> Problem details
Make an exact copy of the lines from the one containing "Output a JSON" through the end of the records below, and leave out every picture.

> Material to process
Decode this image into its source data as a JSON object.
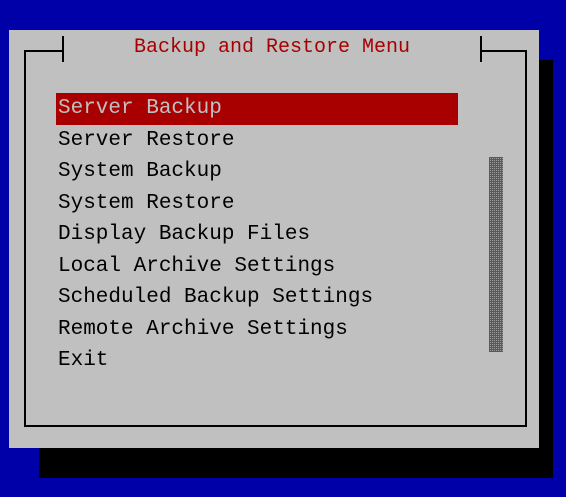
{
  "colors": {
    "desktop": "#0000a8",
    "dialog": "#c0c0c0",
    "shadow": "#000000",
    "title_text": "#a80000",
    "highlight_bg": "#a80000",
    "highlight_text": "#c0c0c0",
    "text": "#000000"
  },
  "dialog": {
    "title": "Backup and Restore Menu",
    "selected_index": 0,
    "items": [
      {
        "label": "Server Backup",
        "selected": true
      },
      {
        "label": "Server Restore",
        "selected": false
      },
      {
        "label": "System Backup",
        "selected": false
      },
      {
        "label": "System Restore",
        "selected": false
      },
      {
        "label": "Display Backup Files",
        "selected": false
      },
      {
        "label": "Local Archive Settings",
        "selected": false
      },
      {
        "label": "Scheduled Backup Settings",
        "selected": false
      },
      {
        "label": "Remote Archive Settings",
        "selected": false
      },
      {
        "label": "Exit",
        "selected": false
      }
    ]
  }
}
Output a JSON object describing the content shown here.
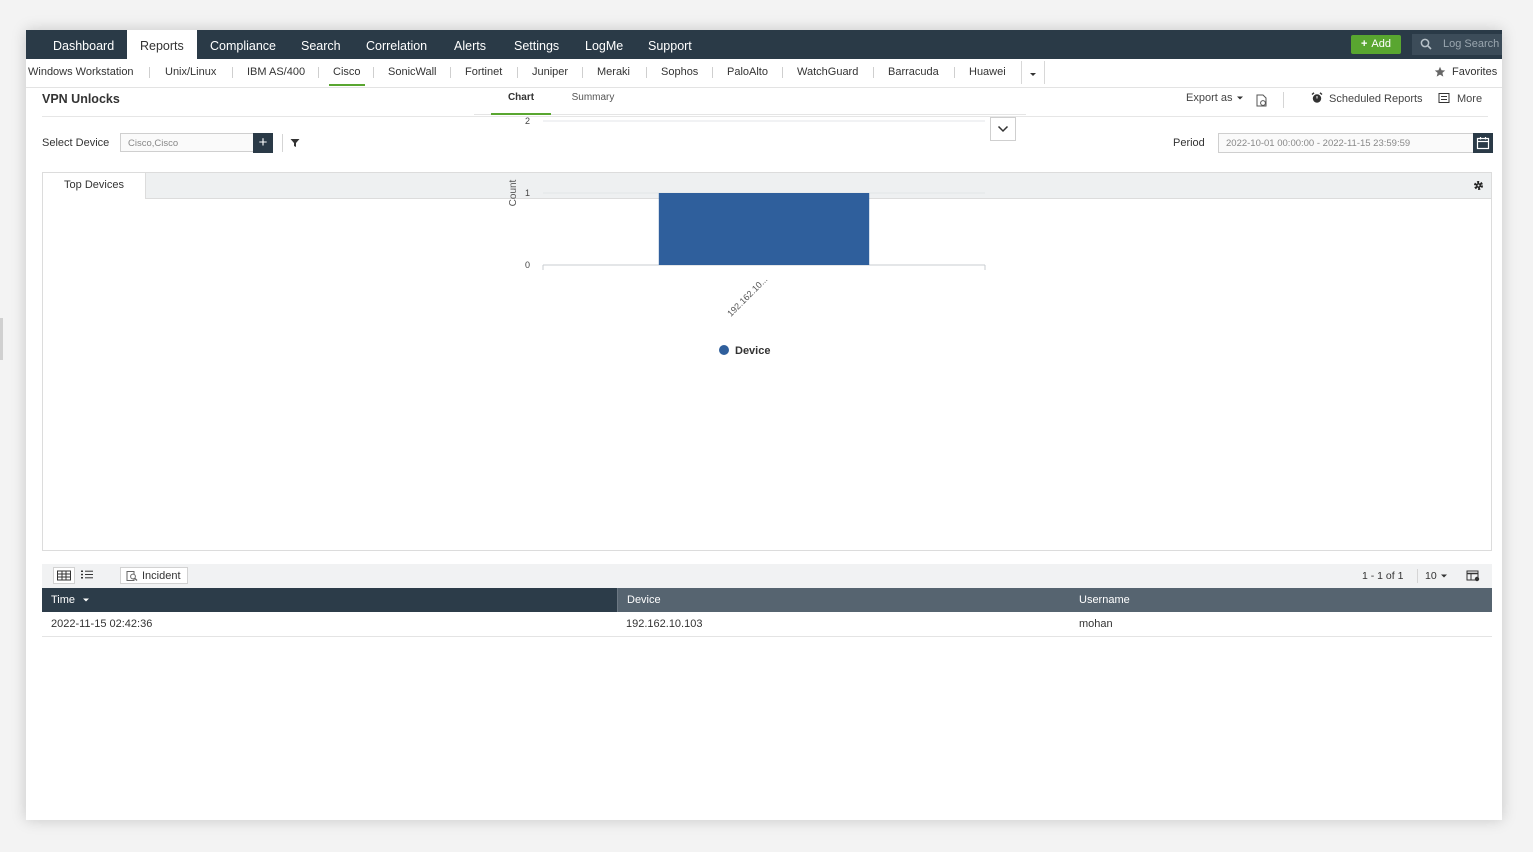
{
  "topnav": {
    "tabs": [
      "Dashboard",
      "Reports",
      "Compliance",
      "Search",
      "Correlation",
      "Alerts",
      "Settings",
      "LogMe",
      "Support"
    ],
    "active": "Reports",
    "add_label": "Add",
    "log_search_label": "Log Search"
  },
  "subnav": {
    "items": [
      "Windows Workstation",
      "Unix/Linux",
      "IBM AS/400",
      "Cisco",
      "SonicWall",
      "Fortinet",
      "Juniper",
      "Meraki",
      "Sophos",
      "PaloAlto",
      "WatchGuard",
      "Barracuda",
      "Huawei"
    ],
    "active": "Cisco",
    "favorites_label": "Favorites"
  },
  "report": {
    "title": "VPN Unlocks",
    "export_label": "Export as",
    "scheduled_label": "Scheduled Reports",
    "more_label": "More"
  },
  "filters": {
    "select_device_label": "Select Device",
    "device_value": "Cisco,Cisco",
    "period_label": "Period",
    "period_value": "2022-10-01 00:00:00 - 2022-11-15 23:59:59"
  },
  "widget": {
    "tab_label": "Top Devices",
    "chart_tab": "Chart",
    "summary_tab": "Summary"
  },
  "chart_data": {
    "type": "bar",
    "categories": [
      "192.162.10..."
    ],
    "series": [
      {
        "name": "Device",
        "values": [
          1
        ]
      }
    ],
    "ylabel": "Count",
    "xlabel": "",
    "ylim": [
      0,
      2
    ],
    "yticks": [
      "0",
      "1",
      "2"
    ],
    "grid": true,
    "legend": "bottom",
    "color": "#2f5f9c"
  },
  "table": {
    "incident_label": "Incident",
    "pager": "1 - 1 of 1",
    "per_page": "10",
    "columns": [
      "Time",
      "Device",
      "Username"
    ],
    "rows": [
      [
        "2022-11-15 02:42:36",
        "192.162.10.103",
        "mohan"
      ]
    ]
  },
  "colors": {
    "nav_bg": "#2a3a47",
    "accent": "#59a630",
    "bar": "#2f5f9c"
  }
}
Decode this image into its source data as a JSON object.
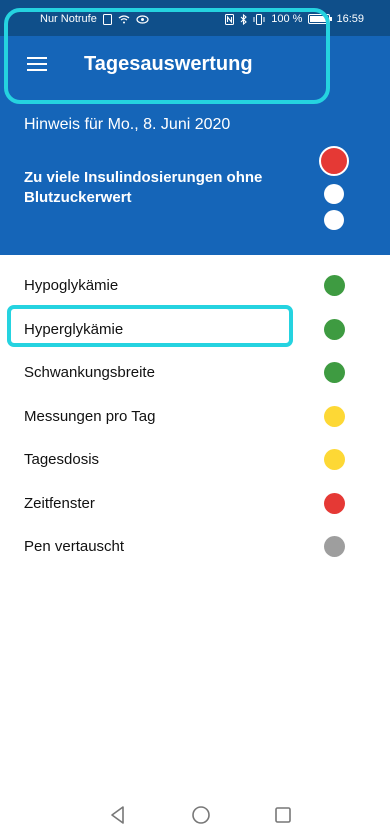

> Response to the exercise
Output a JSON object describing the content shown here.
{
  "topnav": {
    "tabs": [
      "Dashboard",
      "Reports",
      "Compliance",
      "Search",
      "Correlation",
      "Alerts",
      "Settings",
      "LogMe",
      "Support"
    ],
    "active": "Reports",
    "add_label": "Add",
    "log_search_label": "Log Search"
  },
  "subnav": {
    "items": [
      "Windows Workstation",
      "Unix/Linux",
      "IBM AS/400",
      "Cisco",
      "SonicWall",
      "Fortinet",
      "Juniper",
      "Meraki",
      "Sophos",
      "PaloAlto",
      "WatchGuard",
      "Barracuda",
      "Huawei"
    ],
    "active": "Cisco",
    "favorites_label": "Favorites"
  },
  "report": {
    "title": "VPN Unlocks",
    "export_label": "Export as",
    "scheduled_label": "Scheduled Reports",
    "more_label": "More"
  },
  "filters": {
    "select_device_label": "Select Device",
    "device_value": "Cisco,Cisco",
    "period_label": "Period",
    "period_value": "2022-10-01 00:00:00 - 2022-11-15 23:59:59"
  },
  "widget": {
    "tab_label": "Top Devices",
    "chart_tab": "Chart",
    "summary_tab": "Summary"
  },
  "chart_data": {
    "type": "bar",
    "categories": [
      "192.162.10..."
    ],
    "series": [
      {
        "name": "Device",
        "values": [
          1
        ]
      }
    ],
    "ylabel": "Count",
    "xlabel": "",
    "ylim": [
      0,
      2
    ],
    "yticks": [
      "0",
      "1",
      "2"
    ],
    "grid": true,
    "legend": "bottom",
    "color": "#2f5f9c"
  },
  "table": {
    "incident_label": "Incident",
    "pager": "1 - 1 of 1",
    "per_page": "10",
    "columns": [
      "Time",
      "Device",
      "Username"
    ],
    "rows": [
      [
        "2022-11-15 02:42:36",
        "192.162.10.103",
        "mohan"
      ]
    ]
  },
  "colors": {
    "nav_bg": "#2a3a47",
    "accent": "#59a630",
    "bar": "#2f5f9c"
  }
}
Decode this image into its source data as a JSON object.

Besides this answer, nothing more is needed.